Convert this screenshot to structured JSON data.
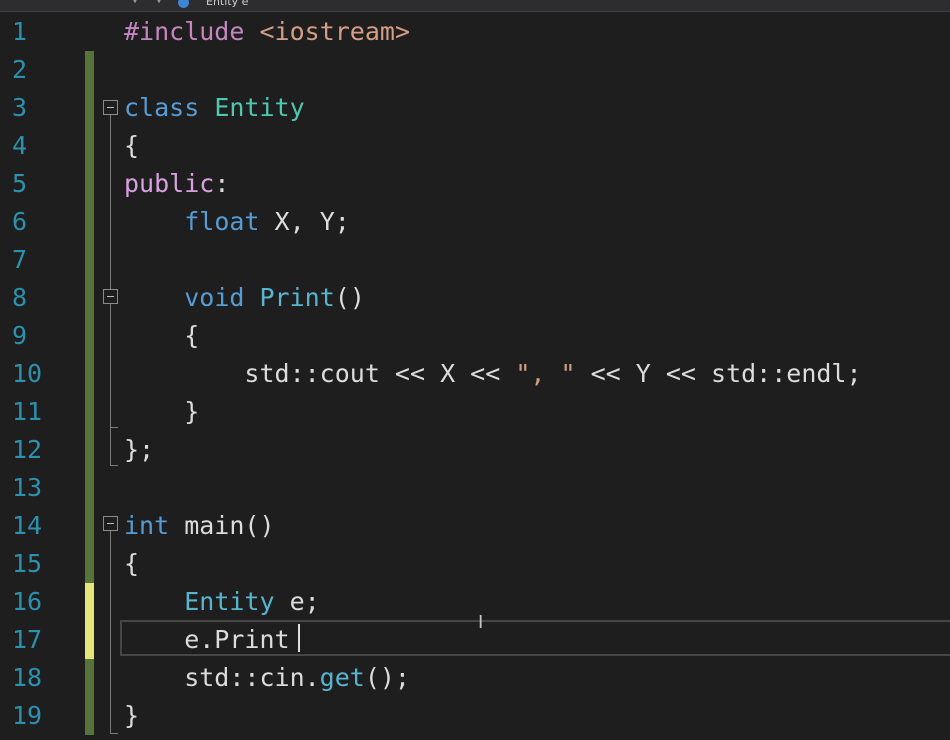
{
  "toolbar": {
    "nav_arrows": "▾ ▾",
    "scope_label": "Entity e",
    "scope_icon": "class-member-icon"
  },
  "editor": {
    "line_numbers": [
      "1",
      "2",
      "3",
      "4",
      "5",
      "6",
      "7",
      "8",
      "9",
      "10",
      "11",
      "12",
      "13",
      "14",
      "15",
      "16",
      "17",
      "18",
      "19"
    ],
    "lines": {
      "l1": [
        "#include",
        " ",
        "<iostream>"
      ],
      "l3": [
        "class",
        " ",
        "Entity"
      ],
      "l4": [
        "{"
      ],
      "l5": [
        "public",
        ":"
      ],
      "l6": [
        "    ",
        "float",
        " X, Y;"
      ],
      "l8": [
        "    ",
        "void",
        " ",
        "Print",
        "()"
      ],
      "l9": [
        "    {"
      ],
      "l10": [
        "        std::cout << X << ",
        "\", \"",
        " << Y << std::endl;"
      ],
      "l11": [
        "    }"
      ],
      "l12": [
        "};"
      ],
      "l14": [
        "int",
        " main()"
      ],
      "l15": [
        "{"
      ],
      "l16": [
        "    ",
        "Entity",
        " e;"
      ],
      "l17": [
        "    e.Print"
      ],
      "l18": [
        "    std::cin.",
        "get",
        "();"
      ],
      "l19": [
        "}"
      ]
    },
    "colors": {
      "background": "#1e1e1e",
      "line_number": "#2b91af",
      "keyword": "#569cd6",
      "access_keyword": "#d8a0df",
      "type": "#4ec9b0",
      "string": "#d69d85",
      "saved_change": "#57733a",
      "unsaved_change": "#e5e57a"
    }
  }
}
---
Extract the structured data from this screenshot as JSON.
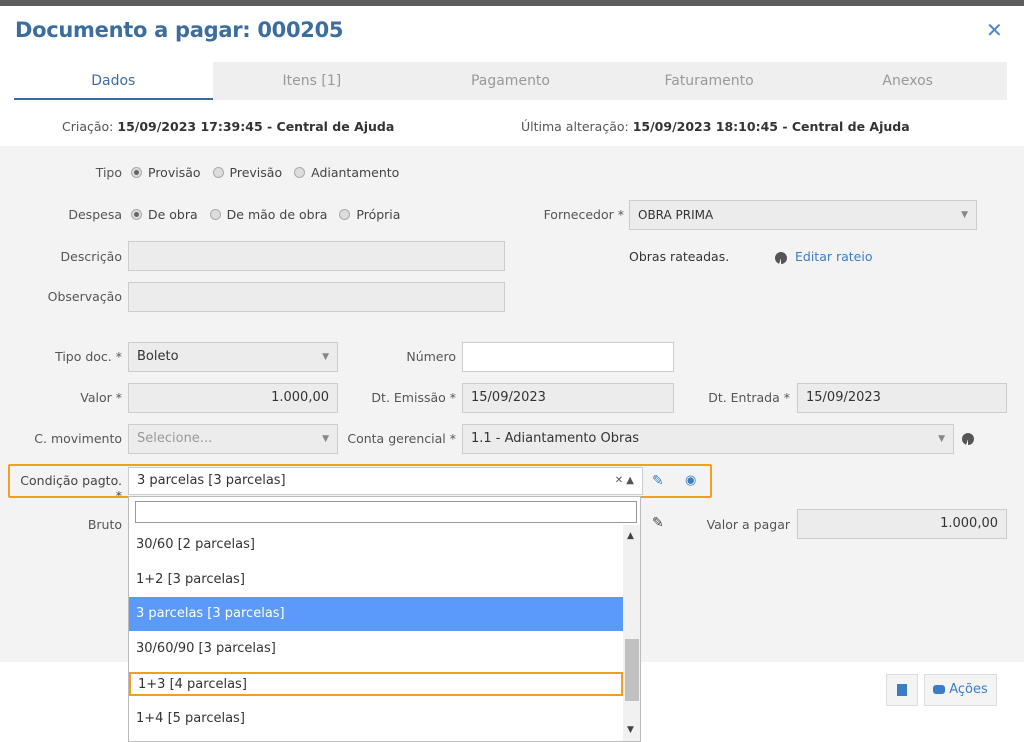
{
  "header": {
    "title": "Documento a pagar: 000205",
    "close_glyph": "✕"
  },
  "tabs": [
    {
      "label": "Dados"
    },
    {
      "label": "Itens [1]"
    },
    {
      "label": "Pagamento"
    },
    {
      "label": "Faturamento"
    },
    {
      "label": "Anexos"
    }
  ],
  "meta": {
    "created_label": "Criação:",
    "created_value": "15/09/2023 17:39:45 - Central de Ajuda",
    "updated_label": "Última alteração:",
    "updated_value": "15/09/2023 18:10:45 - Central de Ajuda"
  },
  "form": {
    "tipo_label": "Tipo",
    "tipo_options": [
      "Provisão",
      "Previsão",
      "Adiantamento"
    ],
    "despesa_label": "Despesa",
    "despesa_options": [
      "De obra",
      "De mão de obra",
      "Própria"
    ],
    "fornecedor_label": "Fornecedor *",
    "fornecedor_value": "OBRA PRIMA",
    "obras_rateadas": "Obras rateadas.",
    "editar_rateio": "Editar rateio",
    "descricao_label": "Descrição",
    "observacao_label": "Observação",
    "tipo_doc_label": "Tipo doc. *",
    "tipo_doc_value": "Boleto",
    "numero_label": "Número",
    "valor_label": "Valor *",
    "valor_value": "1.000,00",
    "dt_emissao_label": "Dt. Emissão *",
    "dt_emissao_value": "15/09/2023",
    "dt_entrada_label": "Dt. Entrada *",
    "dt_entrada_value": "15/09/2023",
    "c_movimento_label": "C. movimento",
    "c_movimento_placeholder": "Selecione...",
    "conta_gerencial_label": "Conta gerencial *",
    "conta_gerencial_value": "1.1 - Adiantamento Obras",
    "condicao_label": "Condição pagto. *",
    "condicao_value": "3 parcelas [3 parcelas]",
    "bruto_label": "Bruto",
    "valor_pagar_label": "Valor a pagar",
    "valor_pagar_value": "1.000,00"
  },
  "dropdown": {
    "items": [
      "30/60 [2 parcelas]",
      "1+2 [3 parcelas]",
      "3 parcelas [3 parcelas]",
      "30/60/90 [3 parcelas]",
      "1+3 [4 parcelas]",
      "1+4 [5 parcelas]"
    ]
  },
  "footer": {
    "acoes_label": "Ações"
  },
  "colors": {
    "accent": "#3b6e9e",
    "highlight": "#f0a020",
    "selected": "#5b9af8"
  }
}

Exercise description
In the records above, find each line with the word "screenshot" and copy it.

Problem solution
Convert this screenshot to structured JSON data.
Extract the structured data from this screenshot as JSON.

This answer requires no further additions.